The Negative Impact UTIs Can Have On Your Quality Of Life

A urinary tract infection, or UTI, is an unpleasant and often uncomfortable infection that generally impacts the lower urinary tract, although the entire urinary system can be affected. The symptoms include pelvic pain (in women), a strong and persistent urge to urinate, burning during urination, and cloudy or even bloody urine.

According to the Office on Women's Health, women are 30 times more likely to develop UTIs than men. Due to the fact that women have a shorter urethra than men do, as well as the location of the urethra (close to the vagina and the anus), women are more vulnerable to bacteria being able to enter the urethra and the bladder, leading to infection.

A 2013 study published in the Sultan Qaboos University Medical Journal showed that around half of women will have a UTI in their lifetime. Conversely, about 12% of men are impacted by UTIs (via the Urology Center of Florida).

Despite this disparity, both men and women can be impacted by UTIs and see their quality of life negatively affected.

UTIs can affect everything from work to sex

A 2023 study published in PLoS ONE showed that UTIs had a significant impact on women's daily lives. According to the study, more than 60% of women had their sleep disrupted by UTIs, while nearly 67% said that their sex life had been impacted.

Additionally, more than half the women polled said that having a urinary tract infection made exercise a challenge and nearly half of them had a hard time interacting socially. The women profiled in this study also found that their productivity at work was impaired, and that they had to pay medical expenses, particularly for UTI treatments such as antibiotics.

Men have also found their quality of life affected by issues involving the urinary tract, according to a 2015 study published in the International Neurourology Journal. That study showed that men with urinary tract symptoms reported lower work productivity and higher instances of depression. They also reported less enjoyment with sex and more cases of erectile dysfunction.

Prevention can make a difference

If you are concerned about contracting a urinary tract infection, there are steps you can take to reduce your risk (via Healthline). For example, if you are a woman, you should employ careful wiping after urinating (front to back) or consider even using a spray bottle (again, front to back) to clean up after using the bathroom.

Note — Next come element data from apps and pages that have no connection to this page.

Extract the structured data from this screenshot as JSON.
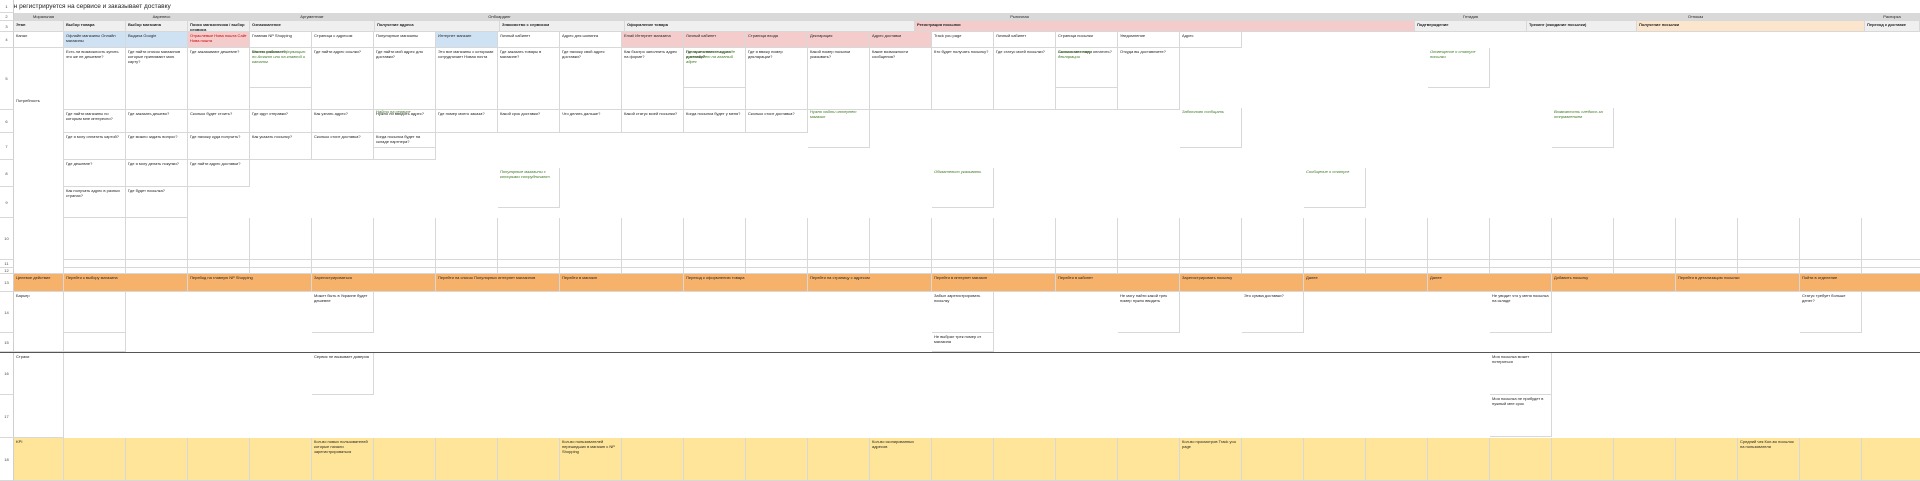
{
  "title": "Иван регистрируется на сервисе и заказывает доставку",
  "row_numbers": [
    "1",
    "2",
    "3",
    "4",
    "5",
    "6",
    "7",
    "8",
    "9",
    "10",
    "11",
    "12",
    "13",
    "14",
    "15",
    "16",
    "17",
    "18",
    "19",
    "20"
  ],
  "stages": [
    {
      "label": "Моральная"
    },
    {
      "label": "Ааренесс"
    },
    {
      "label": "Аргументиат"
    },
    {
      "label": "Онбоардинг"
    },
    {
      "label": "Рыночная"
    },
    {
      "label": "Гнтидия"
    },
    {
      "label": "Отпоказ"
    },
    {
      "label": "Распорка"
    }
  ],
  "substages": [
    "Этап",
    "Выбор товара",
    "Выбор магазина",
    "Поиск магазинчика / выбор сервиса",
    "Ознакомление",
    "Получение адреса",
    "Знакомство с сервисом",
    "Оформление товара",
    "Регистрация посылки",
    "Подтверждение",
    "Трекинг (ожидание посылки)",
    "Получение посылки",
    "Переход к доставке"
  ],
  "channel": {
    "label": "Канал",
    "cells": [
      "Офлайн магазины Онлайн магазины",
      "Выдача Google",
      "Отраслевые Нова пошта Сайт Нова пошта",
      "Главная NP Shopping",
      "Страница с адресом",
      "Популярные магазины",
      "Интернет магазин",
      "Личный кабинет",
      "Адрес для шопинга",
      "Email Интернет магазина",
      "Личный кабинет",
      "Страница входа",
      "Декларация",
      "Адрес доставки",
      "Track you page",
      "Личный кабинет",
      "Страница посылки",
      "Уведомление",
      "Адрес"
    ]
  },
  "needs": {
    "label": "Потребность",
    "rows": [
      [
        "Есть ли возможность купить это же не дешевле?",
        "Где найти список магазинов которые принимают мою карту?",
        "Где заказывают дешевле?",
        "Как это работает?",
        "Где найти адрес ссылки?",
        "Где найти мой адрес для доставки?",
        "Это все магазины с которыми сотрудничает Новая почта",
        "Где заказать товары в магазине?",
        "Где нахожу свой адрес доставки?",
        "Как быстро заполнить адрес на форме?",
        "Где нужно ввести адрес доставки?",
        "Где я ввожу номер декларации?",
        "Какой номер посылки указывать?",
        "Какие возможности сообщения?",
        "Кто будет получать посылку?",
        "Где статус моей посылки?",
        "Сколько мне надо оплатить?",
        "Откуда вы доставляете?"
      ],
      [
        "Где найти магазины по которым мне интересно?",
        "Где заказать дешево?",
        "Сколько будет стоить?",
        "Где идут отправки?",
        "Как узнать адрес?",
        "Нужно ли вводить адрес?",
        "Где номер моего заказа?",
        "Какой срок доставки?",
        "Что делать дальше?",
        "Какой статус моей посылки?",
        "Когда посылка будет у меня?",
        "Сколько стоит доставка?"
      ],
      [
        "Где я могу оплатить картой?",
        "Где можно задать вопрос?",
        "Где нахожу куда получить?",
        "Как указать посылку?",
        "Сколько стоит доставка?",
        "Когда посылка будет на складе партнера?"
      ],
      [
        "Где дешевле?",
        "Где я могу делать покупки?",
        "Где найти адрес доставки?"
      ],
      [
        "Как получать адрес в разных странах?",
        "Где будет посылка?"
      ]
    ]
  },
  "notes": [
    "Можно искать информацию по Amazon или на главной и каталог",
    "Найти на сервисе",
    "Популярные магазины с которыми сотрудничают",
    "На ваше место на складе нужно будет на главный адрес",
    "Нужно найти интернет магазин",
    "Обязательно указывать",
    "Заполните номер декларации",
    "Заботливо сообщать",
    "Сообщение о статусе",
    "Оповещение о статусе посылки",
    "Возможность следить за отправлением"
  ],
  "actions": {
    "label": "Целевое действие",
    "cells": [
      "Перейти к выбору магазина",
      "Перейод на главную NP Shopping",
      "Зарегистрироваться",
      "Перейти на список Популярных интернет магазинов",
      "Перейти в магазин",
      "Переход к оформлению товара",
      "Перейти на страницу с адресом",
      "Перейти в интернет магазин",
      "Перейти в кабинет",
      "Зарегистрировать посылку",
      "Далее",
      "Далее",
      "Добавить посылку",
      "Перейти в детализацию посылки",
      "Пойти в отделение"
    ]
  },
  "barriers": {
    "label": "Барьер",
    "cells": [
      "Может быть в Украине будет дешевле",
      "Забыл зарегистрировать посылку",
      "Не могу найти какой трек номер нужно вводить",
      "Это сумма доставки?",
      "Не увидит что у меня посылка на складе",
      "Статус требует больше денег?",
      "Не выбрал трек номер от магазина"
    ]
  },
  "fears": {
    "label": "Страхи",
    "cells": [
      "Сервис не вызывает доверия",
      "Моя посылка может потеряться",
      "Моя посылка не прибудет в нужный мне срок"
    ]
  },
  "kpi": {
    "label": "KPI",
    "cells": [
      "Кол-во новых пользователей которые начали зарегистрироваться",
      "Кол-во пользователей перешедших в магазин с NP Shopping",
      "Кол-во скопированных адресов",
      "Кол-во просмотров Track you page",
      "Средний чек Кол-во посылок на пользователя",
      "Переходы в магазины"
    ]
  }
}
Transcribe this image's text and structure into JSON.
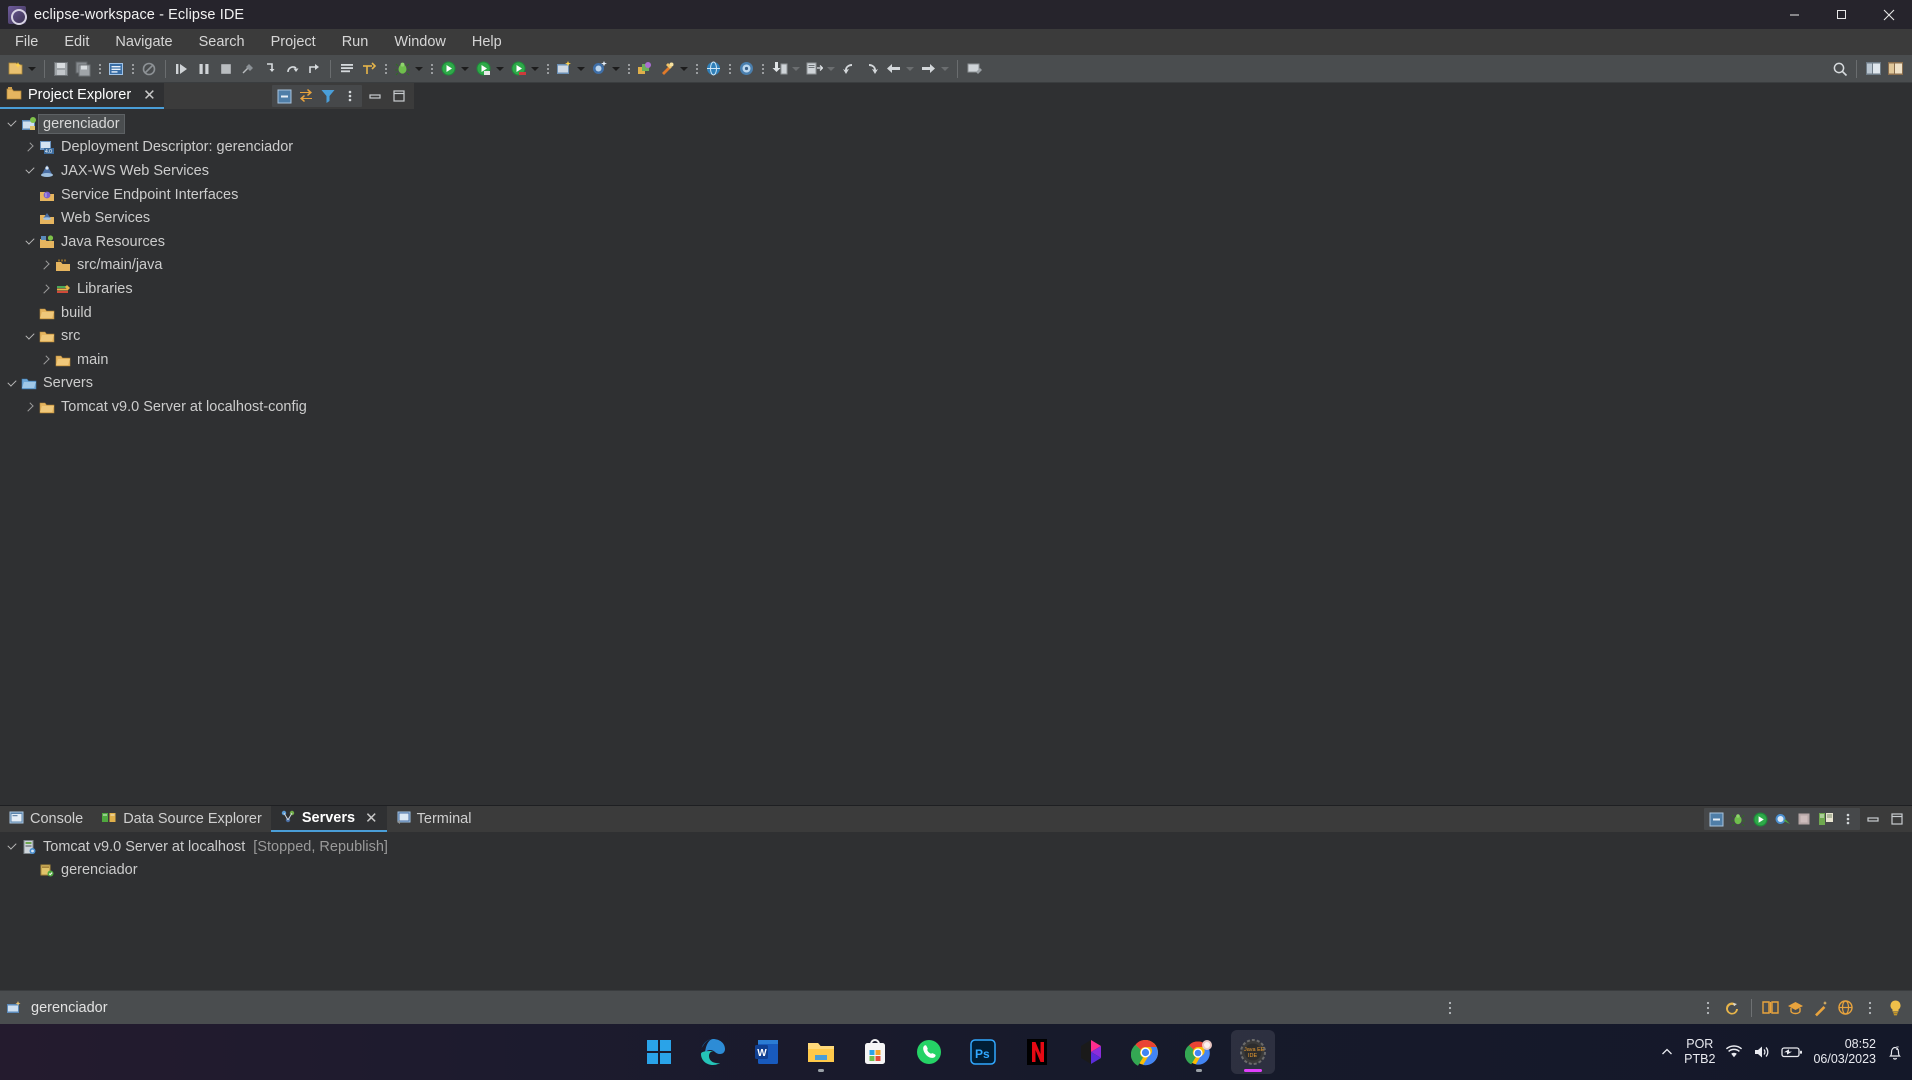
{
  "window": {
    "title": "eclipse-workspace - Eclipse IDE",
    "app_icon": "eclipse-icon",
    "controls": {
      "minimize": "minimize-button",
      "maximize": "maximize-button",
      "close": "close-button"
    }
  },
  "menubar": {
    "items": [
      {
        "label": "File"
      },
      {
        "label": "Edit"
      },
      {
        "label": "Navigate"
      },
      {
        "label": "Search"
      },
      {
        "label": "Project"
      },
      {
        "label": "Run"
      },
      {
        "label": "Window"
      },
      {
        "label": "Help"
      }
    ]
  },
  "toolbar": {
    "items": [
      {
        "name": "new-wizard-icon"
      },
      {
        "name": "new-wizard-dropdown"
      },
      {
        "name": "save-icon"
      },
      {
        "name": "save-all-icon"
      },
      {
        "name": "open-type-icon"
      },
      {
        "name": "print-icon"
      },
      {
        "name": "resume-icon"
      },
      {
        "name": "suspend-icon"
      },
      {
        "name": "terminate-icon"
      },
      {
        "name": "disconnect-icon"
      },
      {
        "name": "step-into-icon"
      },
      {
        "name": "step-over-icon"
      },
      {
        "name": "step-return-icon"
      },
      {
        "name": "toggle-breakpoints-icon"
      },
      {
        "name": "skip-breakpoints-icon"
      },
      {
        "name": "debug-icon"
      },
      {
        "name": "debug-dropdown"
      },
      {
        "name": "run-icon"
      },
      {
        "name": "run-dropdown"
      },
      {
        "name": "run-as-icon"
      },
      {
        "name": "run-as-dropdown"
      },
      {
        "name": "coverage-icon"
      },
      {
        "name": "coverage-dropdown"
      },
      {
        "name": "new-java-project-icon"
      },
      {
        "name": "new-java-project-dropdown"
      },
      {
        "name": "new-class-icon"
      },
      {
        "name": "new-class-dropdown"
      },
      {
        "name": "open-perspective-icon"
      },
      {
        "name": "search-icon-toolbar"
      },
      {
        "name": "search-dropdown"
      },
      {
        "name": "open-web-browser-icon"
      },
      {
        "name": "open-task-icon"
      },
      {
        "name": "import-icon"
      },
      {
        "name": "import-dropdown"
      },
      {
        "name": "export-icon"
      },
      {
        "name": "export-dropdown"
      },
      {
        "name": "previous-annotation-icon"
      },
      {
        "name": "next-annotation-icon"
      },
      {
        "name": "back-icon"
      },
      {
        "name": "back-dropdown"
      },
      {
        "name": "forward-icon"
      },
      {
        "name": "forward-dropdown"
      },
      {
        "name": "pin-editor-icon"
      }
    ],
    "right_items": [
      {
        "name": "quick-access-search-icon"
      },
      {
        "name": "open-java-perspective-icon"
      },
      {
        "name": "open-javaee-perspective-icon"
      }
    ]
  },
  "explorer": {
    "tab": {
      "label": "Project Explorer",
      "icon": "project-explorer-icon",
      "close": "✕"
    },
    "toolbar": [
      {
        "name": "collapse-all-icon"
      },
      {
        "name": "link-with-editor-icon"
      },
      {
        "name": "filter-icon"
      },
      {
        "name": "view-menu-icon"
      },
      {
        "name": "minimize-view-icon"
      },
      {
        "name": "maximize-view-icon"
      }
    ],
    "tree": [
      {
        "label": "gerenciador",
        "icon": "dynamic-web-project-icon",
        "indent": 0,
        "twist": "expanded",
        "selected": true
      },
      {
        "label": "Deployment Descriptor: gerenciador",
        "icon": "deployment-descriptor-icon",
        "indent": 1,
        "twist": "collapsed",
        "selected": false
      },
      {
        "label": "JAX-WS Web Services",
        "icon": "jaxws-icon",
        "indent": 1,
        "twist": "expanded",
        "selected": false
      },
      {
        "label": "Service Endpoint Interfaces",
        "icon": "service-endpoint-icon",
        "indent": 2,
        "twist": "none",
        "selected": false
      },
      {
        "label": "Web Services",
        "icon": "web-services-icon",
        "indent": 2,
        "twist": "none",
        "selected": false
      },
      {
        "label": "Java Resources",
        "icon": "java-resources-icon",
        "indent": 1,
        "twist": "expanded",
        "selected": false
      },
      {
        "label": "src/main/java",
        "icon": "source-folder-icon",
        "indent": 2,
        "twist": "collapsed",
        "selected": false
      },
      {
        "label": "Libraries",
        "icon": "libraries-icon",
        "indent": 2,
        "twist": "collapsed",
        "selected": false
      },
      {
        "label": "build",
        "icon": "folder-icon",
        "indent": 2,
        "twist": "none",
        "selected": false
      },
      {
        "label": "src",
        "icon": "folder-icon",
        "indent": 1,
        "twist": "expanded",
        "selected": false
      },
      {
        "label": "main",
        "icon": "folder-icon",
        "indent": 2,
        "twist": "collapsed",
        "selected": false
      },
      {
        "label": "Servers",
        "icon": "servers-folder-icon",
        "indent": 0,
        "twist": "expanded",
        "selected": false
      },
      {
        "label": "Tomcat v9.0 Server at localhost-config",
        "icon": "folder-icon",
        "indent": 1,
        "twist": "collapsed",
        "selected": false
      }
    ]
  },
  "bottom_panel": {
    "tabs": [
      {
        "label": "Console",
        "icon": "console-icon",
        "active": false
      },
      {
        "label": "Data Source Explorer",
        "icon": "data-source-explorer-icon",
        "active": false
      },
      {
        "label": "Servers",
        "icon": "servers-icon",
        "active": true,
        "close": "✕"
      },
      {
        "label": "Terminal",
        "icon": "terminal-icon",
        "active": false
      }
    ],
    "toolbar": [
      {
        "name": "collapse-all-icon"
      },
      {
        "name": "debug-server-icon"
      },
      {
        "name": "start-server-icon"
      },
      {
        "name": "profile-server-icon"
      },
      {
        "name": "stop-server-icon"
      },
      {
        "name": "publish-server-icon"
      },
      {
        "name": "view-menu-icon"
      },
      {
        "name": "minimize-view-icon"
      },
      {
        "name": "maximize-view-icon"
      }
    ],
    "servers": [
      {
        "label": "Tomcat v9.0 Server at localhost",
        "status": "[Stopped, Republish]",
        "icon": "tomcat-server-icon",
        "twist": "expanded",
        "indent": 0
      },
      {
        "label": "gerenciador",
        "status": "",
        "icon": "module-icon",
        "twist": "none",
        "indent": 1
      }
    ]
  },
  "statusbar": {
    "icon": "project-icon",
    "label": "gerenciador",
    "right_icons": [
      {
        "name": "view-menu-icon"
      },
      {
        "name": "undo-history-icon"
      },
      {
        "name": "open-book-icon"
      },
      {
        "name": "tutorials-icon"
      },
      {
        "name": "wand-icon"
      },
      {
        "name": "web-resources-icon"
      },
      {
        "name": "tips-and-tricks-icon"
      }
    ]
  },
  "taskbar": {
    "apps": [
      {
        "name": "start-button-icon",
        "running": false
      },
      {
        "name": "microsoft-edge-icon",
        "running": false
      },
      {
        "name": "microsoft-word-icon",
        "running": false
      },
      {
        "name": "file-explorer-icon",
        "running": true
      },
      {
        "name": "microsoft-store-icon",
        "running": false
      },
      {
        "name": "whatsapp-icon",
        "running": false
      },
      {
        "name": "photoshop-icon",
        "running": false
      },
      {
        "name": "netflix-icon",
        "running": false
      },
      {
        "name": "figma-icon",
        "running": false
      },
      {
        "name": "google-chrome-icon",
        "running": false
      },
      {
        "name": "chrome-secondary-icon",
        "running": true
      },
      {
        "name": "eclipse-ide-icon",
        "running": true,
        "active": true
      }
    ],
    "tray": {
      "show_hidden_icons": "chevron-up-icon",
      "language_line1": "POR",
      "language_line2": "PTB2",
      "wifi": "wifi-icon",
      "volume": "volume-icon",
      "battery": "battery-icon",
      "time": "08:52",
      "date": "06/03/2023",
      "notifications": "do-not-disturb-icon"
    }
  },
  "colors": {
    "accent_blue": "#4a9ed8",
    "toolbar_bg": "#4a4d4f",
    "panel_bg": "#2f3032",
    "tab_bg": "#3b3b3b",
    "titlebar_bg": "#26242c"
  }
}
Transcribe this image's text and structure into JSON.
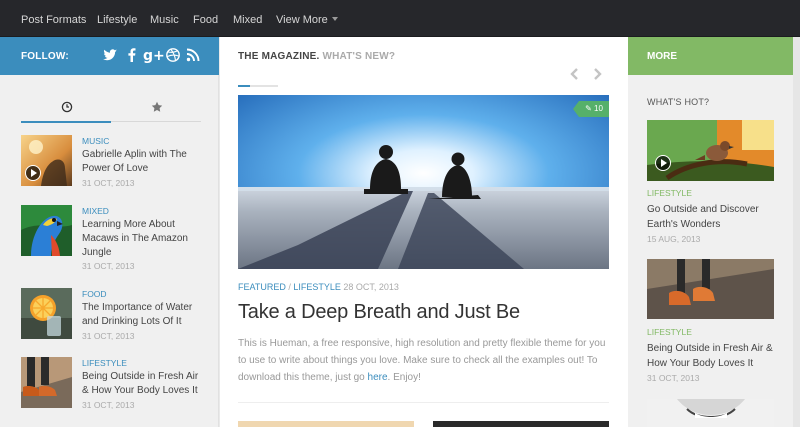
{
  "nav": {
    "items": [
      "Post Formats",
      "Lifestyle",
      "Music",
      "Food",
      "Mixed",
      "View More"
    ]
  },
  "left": {
    "follow_label": "FOLLOW:",
    "social_icons": [
      "twitter-icon",
      "facebook-icon",
      "google-plus-icon",
      "dribbble-icon",
      "rss-icon"
    ],
    "tabs": [
      "clock-icon",
      "star-icon"
    ],
    "posts": [
      {
        "category": "MUSIC",
        "title": "Gabrielle Aplin with The Power Of Love",
        "date": "31 OCT, 2013"
      },
      {
        "category": "MIXED",
        "title": "Learning More About Macaws in The Amazon Jungle",
        "date": "31 OCT, 2013"
      },
      {
        "category": "FOOD",
        "title": "The Importance of Water and Drinking Lots Of It",
        "date": "31 OCT, 2013"
      },
      {
        "category": "LIFESTYLE",
        "title": "Being Outside in Fresh Air & How Your Body Loves It",
        "date": "31 OCT, 2013"
      }
    ]
  },
  "center": {
    "heading": "THE MAGAZINE.",
    "heading_sub": "WHAT'S NEW?",
    "comment_count": "10",
    "meta_cat1": "FEATURED",
    "meta_sep": " / ",
    "meta_cat2": "LIFESTYLE",
    "meta_date": "28 OCT, 2013",
    "title": "Take a Deep Breath and Just Be",
    "excerpt_before": "This is Hueman, a free responsive, high resolution and pretty flexible theme for you to use to write about things you love. Make sure to check all the examples out! To download this theme, just go ",
    "excerpt_link": "here",
    "excerpt_after": ". Enjoy!"
  },
  "right": {
    "more_label": "MORE",
    "whats_hot": "WHAT'S HOT?",
    "posts": [
      {
        "category": "LIFESTYLE",
        "title": "Go Outside and Discover Earth's Wonders",
        "date": "15 AUG, 2013"
      },
      {
        "category": "LIFESTYLE",
        "title": "Being Outside in Fresh Air & How Your Body Loves It",
        "date": "31 OCT, 2013"
      }
    ]
  },
  "colors": {
    "accent_blue": "#3b8dbd",
    "accent_green": "#82b965",
    "nav_bg": "#26272b"
  }
}
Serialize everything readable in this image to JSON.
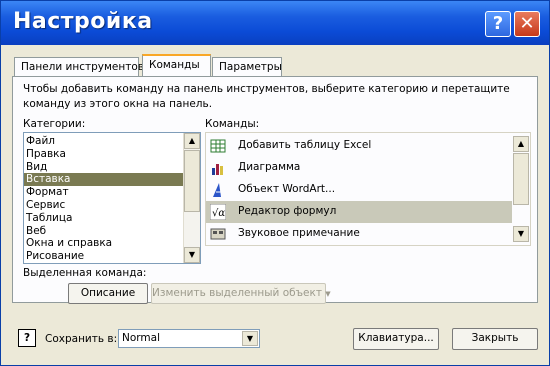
{
  "window": {
    "title": "Настройка",
    "help_label": "?",
    "close_label": "✕"
  },
  "tabs": [
    {
      "label": "Панели инструментов"
    },
    {
      "label": "Команды"
    },
    {
      "label": "Параметры"
    }
  ],
  "description": "Чтобы добавить команду на панель инструментов, выберите категорию и перетащите команду из этого окна на панель.",
  "categories": {
    "label": "Категории:",
    "items": [
      "Файл",
      "Правка",
      "Вид",
      "Вставка",
      "Формат",
      "Сервис",
      "Таблица",
      "Веб",
      "Окна и справка",
      "Рисование"
    ],
    "selected": "Вставка"
  },
  "commands": {
    "label": "Команды:",
    "items": [
      {
        "label": "Добавить таблицу Excel",
        "icon": "excel-table-icon"
      },
      {
        "label": "Диаграмма",
        "icon": "chart-icon"
      },
      {
        "label": "Объект WordArt...",
        "icon": "wordart-icon"
      },
      {
        "label": "Редактор формул",
        "icon": "equation-editor-icon"
      },
      {
        "label": "Звуковое примечание",
        "icon": "sound-note-icon"
      }
    ],
    "selected": "Редактор формул"
  },
  "selected_command": {
    "label": "Выделенная команда:",
    "describe_button": "Описание",
    "modify_button": "Изменить выделенный объект"
  },
  "footer": {
    "save_in_label": "Сохранить в:",
    "save_in_value": "Normal",
    "keyboard_button": "Клавиатура...",
    "close_button": "Закрыть"
  }
}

Many experts recommend urinating shortly after sex. If you do this, yet still get UTIs due to sex, then Healthline suggests drinking water after sex and then only going to the bathroom when you feel like your bladder is full. You can also add vitamin C to your diet to increase the acidity of your urine and help prevent infections from forming.

For men, good hygiene is paramount in keeping UTIs at bay, including washing the genitals regularly, and cleaning them before and after sex as well. For men who aren't circumcised, it's important to clean diligently around and under the foreskin after showering. 

Given the impact that UTIs can have on the quality of life for both men and women, the best thing to do is try to prevent them before they even form. You should see your doctor if you notice signs of a UTI, especially if symptoms are severe or last longer than a few days. If you experience more than two UTIs per year, that's also an issue to discuss with your doctor.